Work to be completed: Which lines of the records contain the word "договора"? Show each of them.

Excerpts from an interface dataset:
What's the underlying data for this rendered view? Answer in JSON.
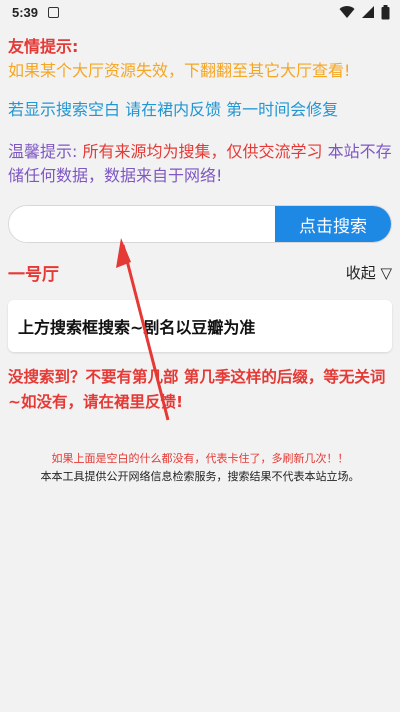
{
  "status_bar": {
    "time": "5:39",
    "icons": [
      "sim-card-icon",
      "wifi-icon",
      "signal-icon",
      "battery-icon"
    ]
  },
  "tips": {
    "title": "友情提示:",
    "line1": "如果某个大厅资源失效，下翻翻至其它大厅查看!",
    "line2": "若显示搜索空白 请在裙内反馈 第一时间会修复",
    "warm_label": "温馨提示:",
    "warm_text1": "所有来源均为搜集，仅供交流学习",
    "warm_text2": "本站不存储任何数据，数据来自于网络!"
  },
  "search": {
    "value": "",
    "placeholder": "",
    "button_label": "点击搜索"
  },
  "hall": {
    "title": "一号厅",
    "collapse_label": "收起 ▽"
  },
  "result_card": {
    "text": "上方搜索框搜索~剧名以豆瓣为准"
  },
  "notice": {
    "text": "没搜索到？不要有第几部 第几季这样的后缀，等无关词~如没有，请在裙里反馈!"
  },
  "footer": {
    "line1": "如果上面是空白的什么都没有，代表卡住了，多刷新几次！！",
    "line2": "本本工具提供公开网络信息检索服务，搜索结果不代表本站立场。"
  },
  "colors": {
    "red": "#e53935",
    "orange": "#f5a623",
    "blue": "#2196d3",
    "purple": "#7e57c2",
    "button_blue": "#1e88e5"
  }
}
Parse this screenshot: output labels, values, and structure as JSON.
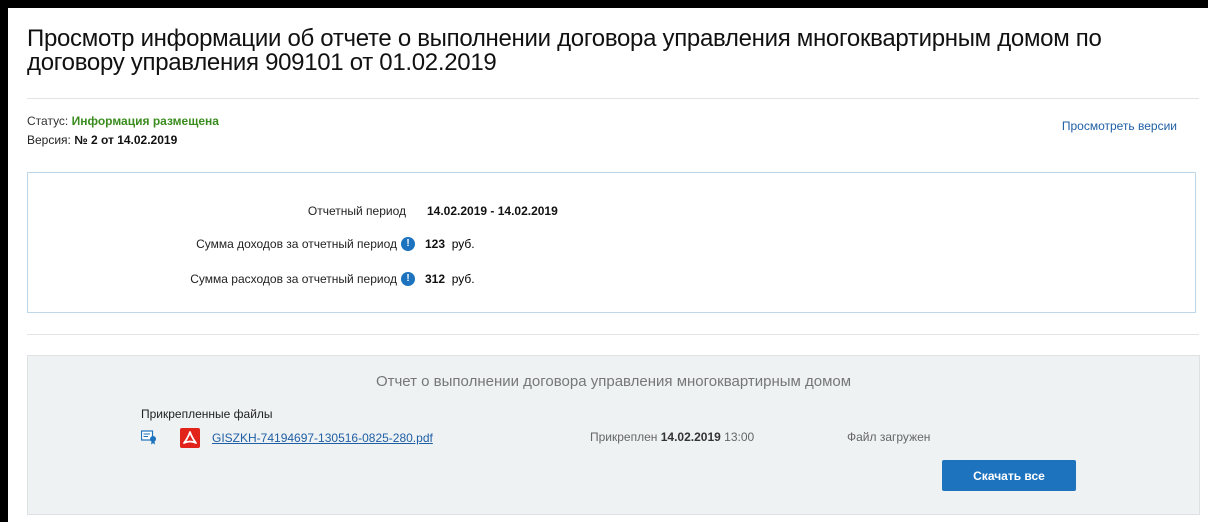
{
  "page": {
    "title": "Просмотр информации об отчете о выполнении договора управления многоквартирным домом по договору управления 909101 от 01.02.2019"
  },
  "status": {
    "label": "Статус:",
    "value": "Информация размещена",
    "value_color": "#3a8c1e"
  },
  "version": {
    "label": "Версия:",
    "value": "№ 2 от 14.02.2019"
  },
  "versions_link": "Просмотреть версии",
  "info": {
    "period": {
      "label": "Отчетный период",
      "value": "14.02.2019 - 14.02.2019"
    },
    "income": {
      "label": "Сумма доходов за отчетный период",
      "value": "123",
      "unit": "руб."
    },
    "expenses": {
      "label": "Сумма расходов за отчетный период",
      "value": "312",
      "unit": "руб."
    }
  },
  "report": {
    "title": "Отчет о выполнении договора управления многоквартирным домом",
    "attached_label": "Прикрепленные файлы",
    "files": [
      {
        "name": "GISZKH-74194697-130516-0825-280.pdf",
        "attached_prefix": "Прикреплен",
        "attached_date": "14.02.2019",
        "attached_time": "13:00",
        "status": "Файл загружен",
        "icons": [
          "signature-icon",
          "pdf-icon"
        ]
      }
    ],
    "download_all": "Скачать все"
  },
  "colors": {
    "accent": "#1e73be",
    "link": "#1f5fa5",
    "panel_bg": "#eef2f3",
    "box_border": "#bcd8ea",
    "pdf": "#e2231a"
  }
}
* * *
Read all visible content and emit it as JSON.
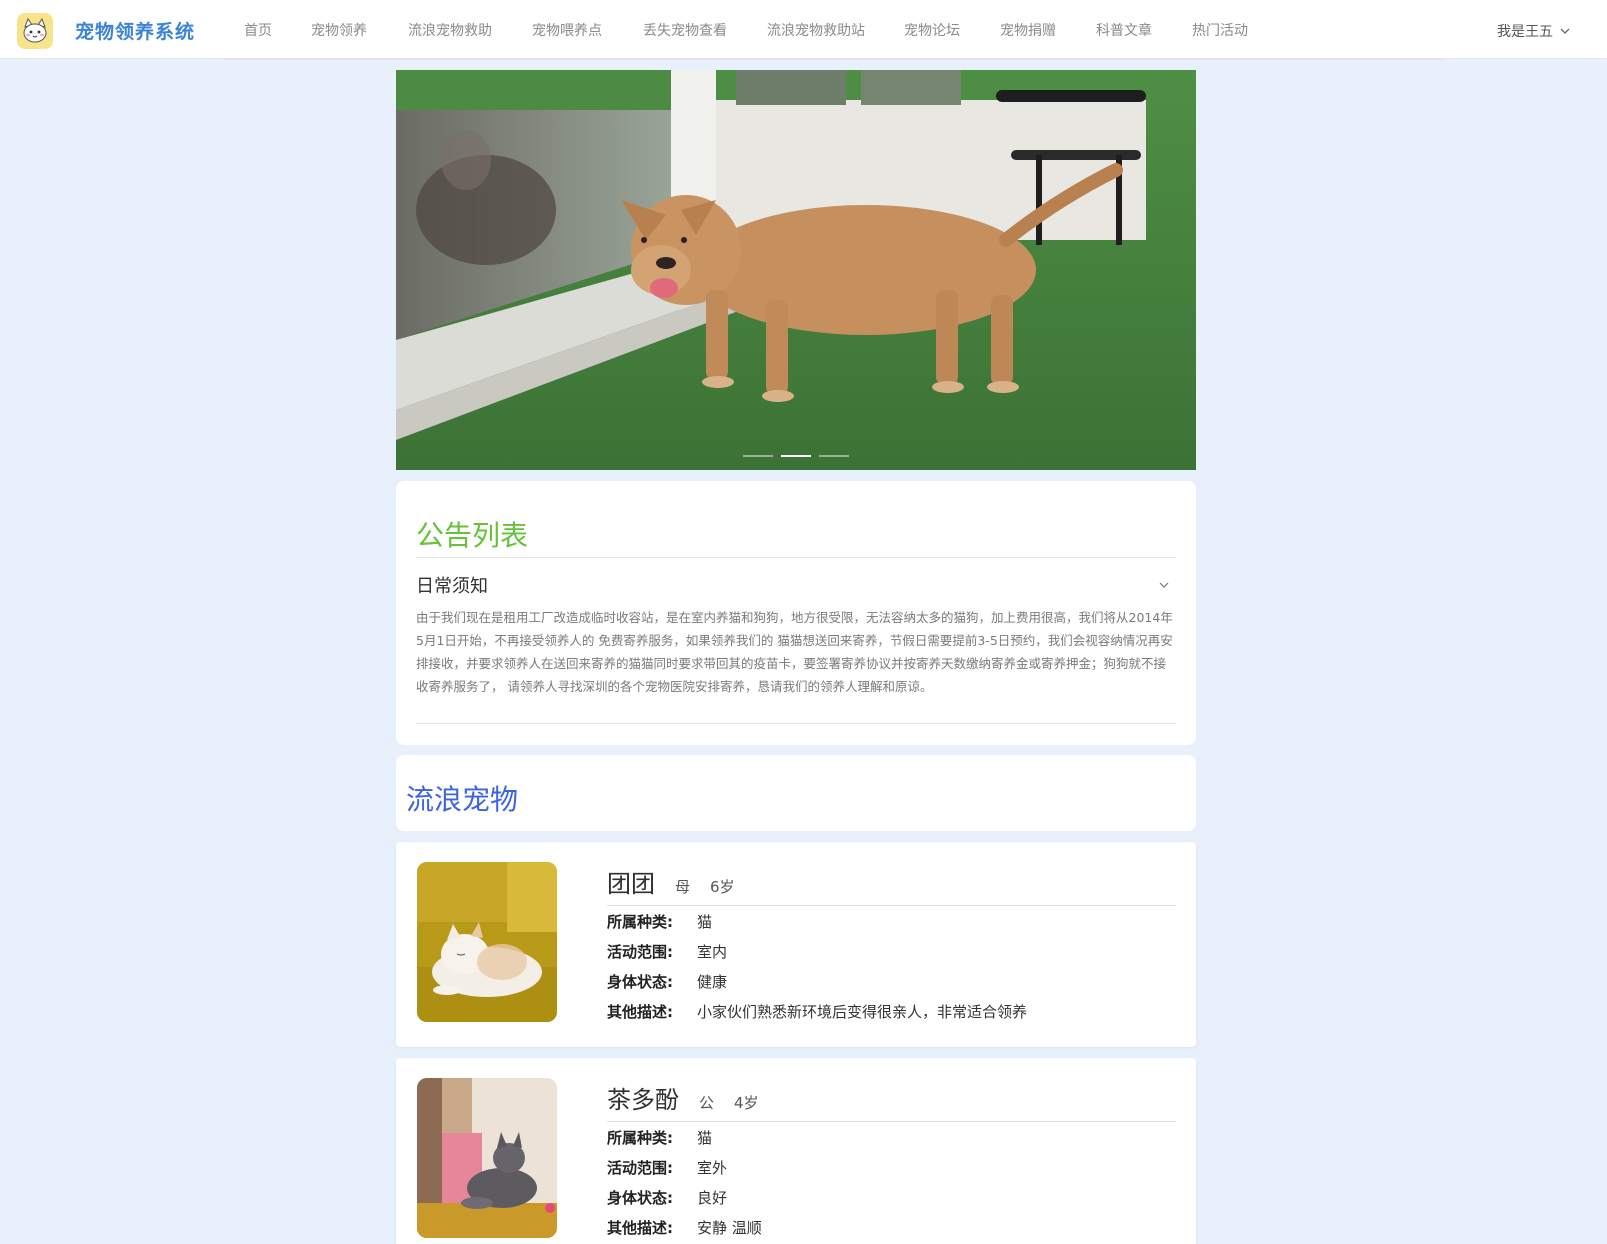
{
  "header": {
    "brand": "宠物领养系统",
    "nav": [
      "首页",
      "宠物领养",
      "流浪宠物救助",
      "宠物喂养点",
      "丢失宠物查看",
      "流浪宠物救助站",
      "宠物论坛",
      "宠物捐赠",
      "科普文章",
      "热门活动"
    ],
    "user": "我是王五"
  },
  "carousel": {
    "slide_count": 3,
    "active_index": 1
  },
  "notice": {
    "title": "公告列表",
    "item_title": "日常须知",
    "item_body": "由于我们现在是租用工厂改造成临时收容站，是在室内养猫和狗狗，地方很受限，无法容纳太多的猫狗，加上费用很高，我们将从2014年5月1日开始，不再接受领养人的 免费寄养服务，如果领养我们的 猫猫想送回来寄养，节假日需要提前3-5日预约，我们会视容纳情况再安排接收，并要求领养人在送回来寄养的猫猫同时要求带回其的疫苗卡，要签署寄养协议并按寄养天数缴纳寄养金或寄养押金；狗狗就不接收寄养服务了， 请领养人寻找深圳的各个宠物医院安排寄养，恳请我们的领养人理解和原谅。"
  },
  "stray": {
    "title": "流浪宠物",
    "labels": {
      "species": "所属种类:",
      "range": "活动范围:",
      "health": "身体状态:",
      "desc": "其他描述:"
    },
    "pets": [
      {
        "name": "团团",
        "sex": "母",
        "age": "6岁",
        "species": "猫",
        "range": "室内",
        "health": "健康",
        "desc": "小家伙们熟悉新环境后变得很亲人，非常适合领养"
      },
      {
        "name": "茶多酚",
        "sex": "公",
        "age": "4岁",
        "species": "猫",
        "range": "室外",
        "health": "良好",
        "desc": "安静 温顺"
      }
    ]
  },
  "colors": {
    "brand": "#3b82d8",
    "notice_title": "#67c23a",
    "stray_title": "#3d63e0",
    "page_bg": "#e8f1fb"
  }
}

Task result:
    "title": "Просмотр информации об отчете о выполнении договора управления многоквартирным домом по договору управления 909101 от 01.02.2019"
    "title": "Отчет о выполнении договора управления многоквартирным домом",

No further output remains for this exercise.